This spring marks the fourth year of an ongoing grassland monitoring project at the Estero Americano Preserve, undertaken in partnership between Sonoma State University, the California Native Plant Society and Sonoma Land Trust. A crew of a dozen students and volunteers underwent a grass identification training led by Dr. Caroline Christian of SSU and botanist Peter Warner, then used quadrats (a square used to isolate a sample) to measure the percent cover of all native and exotic plant species at 29 permanent plots throughout the preserve. Participants went from seeing a "field of green" to using scientific names of plants, estimating cover classes, and recording information to data sheets. This remarkable intern-based educational program allows SLT to manage the Estero property based on scientific information within an adaptive management framework — a project that is economically feasible thanks to all the fantastic intern and volunteer participation!
Learn more about the project and view plant specimens from the preserve
Local photographer Roger Marlowe captured these feathered species of special concern at the Jenner Headlands recently.

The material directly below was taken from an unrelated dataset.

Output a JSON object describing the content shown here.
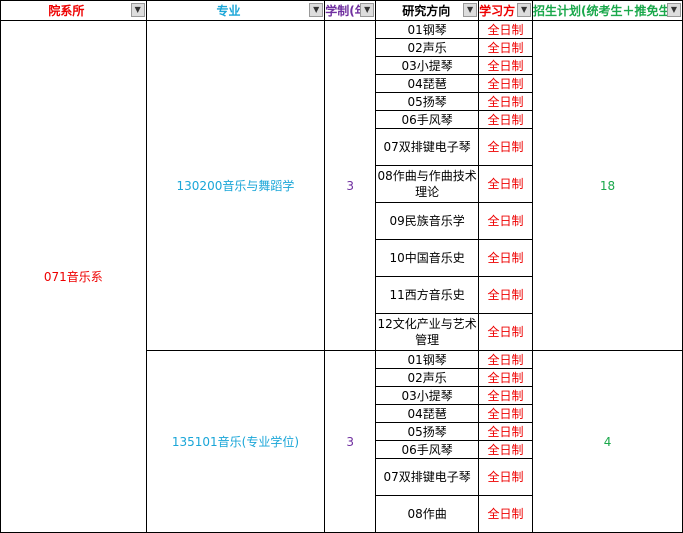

Experience the Russian Gulch watershed at the Jenner Headlands while helping get rid of French broom on three volunteer workdays this summer: Saturdays, June 23, July 28, August 11. We'll take the first steps toward floodplain restoration in the watershed, home to the federally listed steelhead trout and foothill yellow-legged frog. This sensitive ecosystem has been invaded by French broom seedlings and we need your help to remove these stubborn invaders.
Register online or contact us
Congrats to Ed Tunheim!
Forester Ed Tunheim and wife Merry Marsh are all smiles after Ed wins the "Forest Land Ethic Award" for demonstrating extraordinary achievement in voluntary conservation, inspiring other landowners by example and helping the public understand the vital role private landowners can and do play in forest conservation success.
Forestry fact sheet
As you know, it's long been our plan to grow the trees on Jenner Headlands older and bigger. For more information on how we're going to do that, read the new Jenner Headlands Restoration Forestry Goals Fact Sheet.
Thanks to Palm Drive
Many thanks to Sebastopol's Palm Drive Hospital for providing our staff and volunteers with the use of their conference room for our recent first aid and CPR classes. Appreciation to our intrepid instructor Ralph Johnson and his helpful wife Marcia, too!
In the News
Executive director Ralph Benson was quoted in the May 30 article about Greenbelt Alliance's report that Sonoma County has more land at risk than other Bay Area counties — because with nearly one million acres, ours is the largest county of them all. "It reminds everybody what's at risk and what we need to do," said Ralph.
Read it here
Trailhead blogger Greg Retsinas joined us on a recent Jenner Headlands hike and wrote about it. He took some lovely photos of the day, too. His is a great blog to read regularly if you enjoy hiking!
Find it here
Conservation easement manager Georgiana Hale was interviewed for KRCB’s North Bay Report about conservation easements and how we monitor them for compliance.
Listen to it here
Land Trust Alliance
Their national publication People and Places features an article about how Bohemia Ranch came to be protected.
Read it here
Raptor guide honored
Our tireless raptor hike leader and ID specialist Larry Broderick has received Madrone Audubon's Betty Burridge Award for his "promotion of citizen science in the areas of raptors and the environment" and for establishing a West County Hawk Watch. Congratulations, Larry!
Sonoma Land Trust has just become a member of the Sonoma County GoLocal Cooperative. GoLocal works to strengthen our local economy and preserve the unique character of our community by helping you "choose Main Street over Wall Street!" When it comes to land, giving to your local land trust means that your dollars recirculate in our own community as we use them to purchase stewardship materials, hire local experts and protect our local landscapes. When you give locally, your donation truly offers greater value.